Monday, August 13, 2018

An Image of an Early Bat and Ball Game

In September of 2017, Cowan's Auctions offered a broadside titled "Sears' Globe in Minature [sic], or the World at One View."

The auction house's description of the lot reads: "Beautiful engravings outline the page including one of boys in an open street playing a game of baseball. Perhaps the earliest image of baseball outside of the chapbook."

Here's a detail showing the game in question:

Cowan's Auctions lists the date of the broadside as "ca. late 1830s," but the correct date is actually 1833. An advertisement for the 21¼" × 26½" sheet can be found in the April 13, 1833, issue of the New-York Mirror:

The World at One View. The grand climax of human knowledge seems to be then at length reached We have it here in the shape of a mammoth sheet comprising a deal of geographical information compiled from the latest authorities by Robert Sears, of this city. It presents indubitable claims to be pasted on stiff paper, and hung up in counting-rooms and offices.

And the story behind the broadside can be found in a biography of Robert Sears (pictured below) published in The American Biographical Sketch Book of 1848:

Born in St. Johns, New Brunswick, on the 28th of June, 1810, [Robert Sears] had struggled up, through the laborious scenes of seven years' apprenticeship, and, with a mind strengthened by a solid English education, always kept in view the great end of his life. That hope, to convert the gloomy press into an engine of immense good, to make it a messenger of knowledge to many hundred thousand homes, and have the children of a future age say of him, this was not the Hero of the Sword, but the Apostle of the Printing Press.
How did he accomplish it? In the spring of the year 1832, he started in business, and supported his family by printing cards and circulars. The cholera came, and with it the universal panic and the tottering of all public confidence. He was forced to close his shop, and take to his journeyman life again.
Still in this time of unobtrusive toil, a great vision of usefulness opened upon him. While working at the press and case, he determined to become a publisher. Without capital, without the praise of pompous reviewers, without friendssave the generous few attracted by his unyielding virtueshe made up his mind to be the publisher of useful books.
He calmly laid his plan, and in the silence of the night after the day's work was over, matured it into shape. He determined to pursue the only legitimate method of publicationto advertise his works, place them thoroughly before the people, and leave the people alone to decide on their merits.
The cholera passed, and he resorted to his press and types once more. In the short intervals snatched from severe labor, he compiled a chart, entitled, "The world at one view," placed it in type, published it in one broad sheet, advertised it for twelve and a half cents, and was rewarded by a sale of about 20,000 copies.
As for the drawing described by Cowan's Auction as "perhaps the earliest image of baseball outside of the chapbook," while it appears that some boys are playing a game involving a bat and ball, it is most certainly not baseball. First, there appear to be two boys with bats involved in the game (one seen at far left, the other at far right); baseball has always featured just one batter at a time. Second, the bats appear to have a circular, flattened end; baseball bats have never looked like this.

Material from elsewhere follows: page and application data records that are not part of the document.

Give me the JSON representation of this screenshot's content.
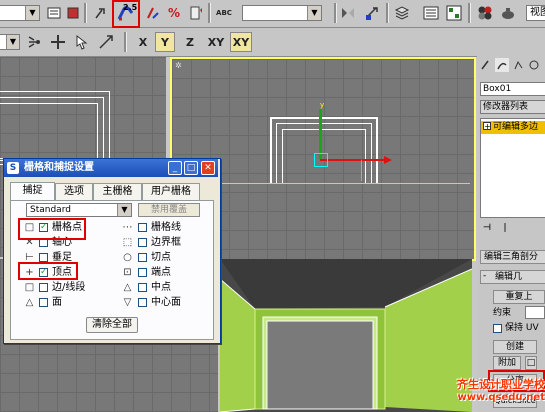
{
  "toolbar1": {
    "view_dropdown": "视图",
    "view_dropdown2": "视图",
    "snap_label": "2.5",
    "angle_snap": "A",
    "percent_snap": "%",
    "abc_label": "ABC"
  },
  "toolbar2": {
    "x_label": "X",
    "y_label": "Y",
    "z_label": "Z",
    "xy_label": "XY",
    "xy2_label": "XY"
  },
  "viewport": {
    "top_left_label": "",
    "perspective_label": ""
  },
  "dialog": {
    "title": "栅格和捕捉设置",
    "tabs": [
      "捕捉",
      "选项",
      "主栅格",
      "用户栅格"
    ],
    "preset": "Standard",
    "override_button": "禁用覆盖",
    "left_options": [
      {
        "label": "栅格点",
        "checked": true
      },
      {
        "label": "轴心",
        "checked": false
      },
      {
        "label": "垂足",
        "checked": false
      },
      {
        "label": "顶点",
        "checked": true
      },
      {
        "label": "边/线段",
        "checked": false
      },
      {
        "label": "面",
        "checked": false
      }
    ],
    "right_options": [
      {
        "label": "栅格线",
        "checked": false
      },
      {
        "label": "边界框",
        "checked": false
      },
      {
        "label": "切点",
        "checked": false
      },
      {
        "label": "端点",
        "checked": false
      },
      {
        "label": "中点",
        "checked": false
      },
      {
        "label": "中心面",
        "checked": false
      }
    ],
    "clear_button": "清除全部"
  },
  "panel": {
    "object_name": "Box01",
    "modifier_list": "修改器列表",
    "modifier_item": "可编辑多边",
    "pin_icon_label": "",
    "rollout1": "编辑三角剖分",
    "rollout2": "编辑几",
    "redo_button": "重复上",
    "constraint_label": "约束",
    "preserve_uv": "保持 UV",
    "create_button": "创建",
    "attach_button": "附加",
    "detach_button": "分离",
    "slice_button": "QuickSlice"
  },
  "watermark": {
    "line1": "齐生设计职业学校",
    "line2": "www.qsedu.net"
  },
  "colors": {
    "highlight_red": "#e00000",
    "active_viewport_border": "#ffff66",
    "dialog_title": "#1b4fb8",
    "watermark_text": "#ff3300"
  }
}
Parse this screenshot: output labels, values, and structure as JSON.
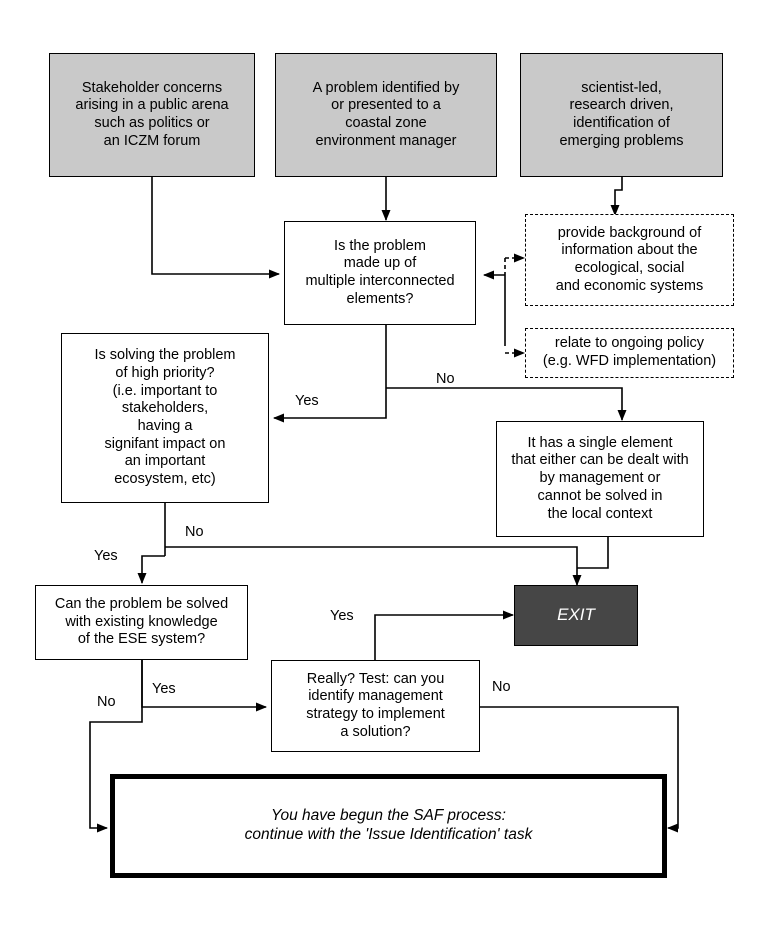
{
  "diagram": {
    "title": "SAF process issue-identification flowchart",
    "colors": {
      "source_box_fill": "#c9c9c9",
      "exit_box_fill": "#464646",
      "exit_text": "#ffffff",
      "line": "#000000",
      "background": "#ffffff"
    }
  },
  "nodes": {
    "stakeholder_concerns": {
      "label": "Stakeholder concerns\narising in a public arena\nsuch as politics or\nan ICZM forum",
      "style": "solid-grey"
    },
    "problem_identified": {
      "label": "A problem identified by\nor presented to a\ncoastal zone\nenvironment manager",
      "style": "solid-grey"
    },
    "scientist_led": {
      "label": "scientist-led,\nresearch driven,\nidentification of\nemerging problems",
      "style": "solid-grey"
    },
    "multiple_elements_question": {
      "label": "Is the problem\nmade up of\nmultiple interconnected\nelements?",
      "style": "solid-white"
    },
    "provide_background": {
      "label": "provide background of\ninformation about the\necological, social\nand economic systems",
      "style": "dashed-white"
    },
    "relate_policy": {
      "label": "relate to ongoing policy\n(e.g. WFD implementation)",
      "style": "dashed-white"
    },
    "high_priority_question": {
      "label": "Is solving the problem\nof high priority?\n(i.e. important to\nstakeholders,\nhaving a\nsignifant impact on\nan important\necosystem, etc)",
      "style": "solid-white"
    },
    "single_element": {
      "label": "It has a single element\nthat either can be dealt with\nby management or\ncannot be solved in\nthe local context",
      "style": "solid-white"
    },
    "existing_knowledge_question": {
      "label": "Can the problem be solved\nwith existing knowledge\nof the ESE system?",
      "style": "solid-white"
    },
    "really_test_question": {
      "label": "Really? Test: can you\nidentify management\nstrategy to implement\na solution?",
      "style": "solid-white"
    },
    "exit": {
      "label": "EXIT",
      "style": "dark"
    },
    "saf_begun": {
      "label": "You have begun the SAF process:\ncontinue with the 'Issue Identification' task",
      "style": "thick"
    }
  },
  "edge_labels": {
    "multiple_yes": "Yes",
    "multiple_no": "No",
    "priority_yes": "Yes",
    "priority_no": "No",
    "knowledge_yes": "Yes",
    "knowledge_no": "No",
    "really_yes": "Yes",
    "really_no": "No"
  }
}
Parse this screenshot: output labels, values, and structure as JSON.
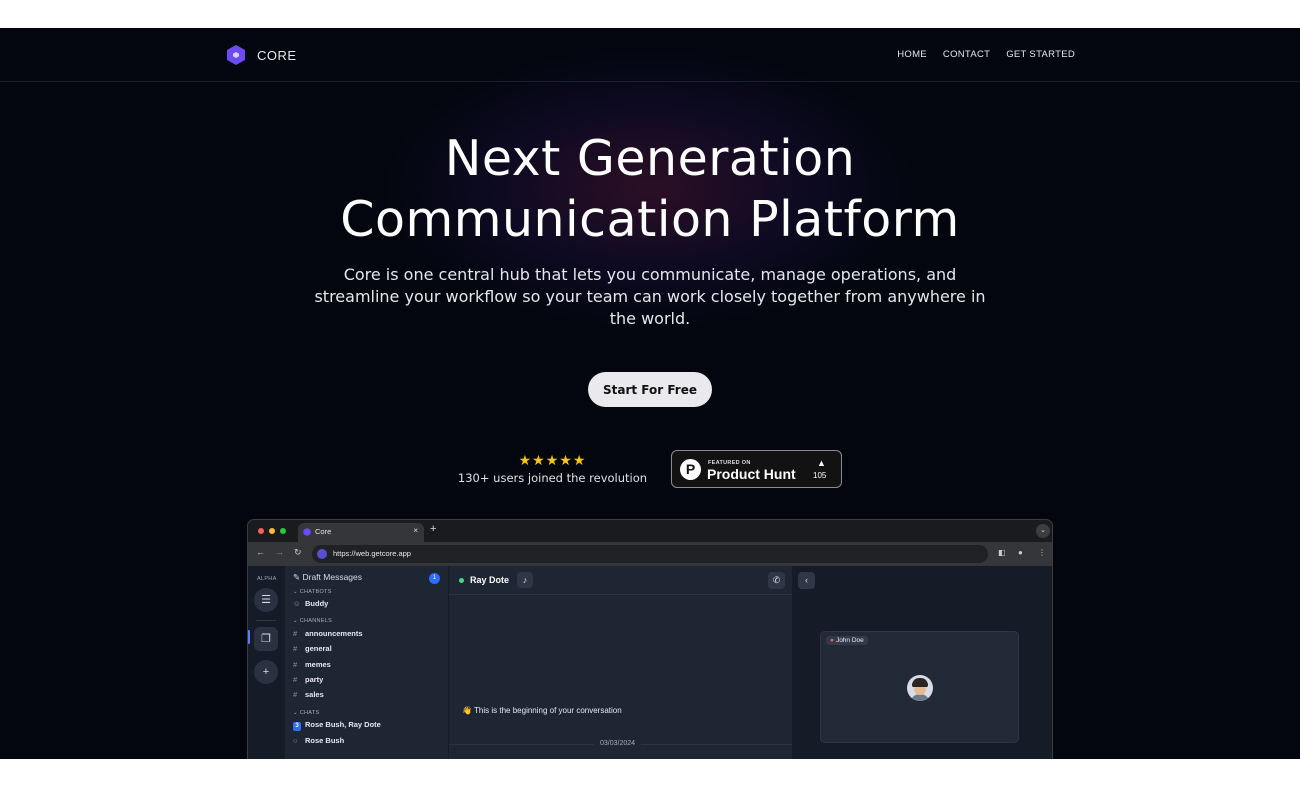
{
  "nav": {
    "brand": "CORE",
    "links": [
      "HOME",
      "CONTACT",
      "GET STARTED"
    ]
  },
  "hero": {
    "title_line1": "Next Generation",
    "title_line2": "Communication Platform",
    "subtitle": "Core is one central hub that lets you communicate, manage operations, and streamline your workflow so your team can work closely together from anywhere in the world.",
    "cta_label": "Start For Free"
  },
  "social_proof": {
    "stars": "★★★★★",
    "rating": 5,
    "text": "130+ users joined the revolution"
  },
  "product_hunt": {
    "logo_letter": "P",
    "featured_label": "FEATURED ON",
    "name": "Product Hunt",
    "arrow": "▲",
    "count": "105"
  },
  "browser": {
    "tab_title": "Core",
    "tab_close": "×",
    "new_tab": "+",
    "url": "https://web.getcore.app"
  },
  "app": {
    "rail_label": "ALPHA",
    "sidebar": {
      "draft_label": "Draft Messages",
      "draft_count": "1",
      "chatbots_heading": "CHATBOTS",
      "chatbots": [
        "Buddy"
      ],
      "channels_heading": "CHANNELS",
      "channels": [
        "announcements",
        "general",
        "memes",
        "party",
        "sales"
      ],
      "chats_heading": "CHATS",
      "chats": [
        {
          "name": "Rose Bush, Ray Dote",
          "badge": "3"
        },
        {
          "name": "Rose Bush"
        }
      ]
    },
    "chat": {
      "contact_name": "Ray Dote",
      "begin_text": "👋 This is the beginning of your conversation",
      "date": "03/03/2024"
    },
    "video": {
      "participant": "John Doe"
    }
  },
  "colors": {
    "background": "#03060f",
    "brand": "#6c4bf5",
    "accent_blue": "#2f6bff",
    "star": "#f5c518"
  }
}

The bat resembles that used in the American game of wicket. Here's an image of a wicket bat from the collection of the F. N. Manross Memorial Library:

You can learn more about this mostly-forgotten game of wicket in an article at the Litchfield Historical Society Web site and at John Thorn's Our Game blog.

But while the bat may resemble that used in wicket, there is one significant problem: the engraving in question does not show any wickets. Did the artist simply choose not to show the wickets? Or are the boys playing a wicketless variant of the game? Or is it a different game altogether?

I encourage historians of early bat and ball games to pass along their thoughts.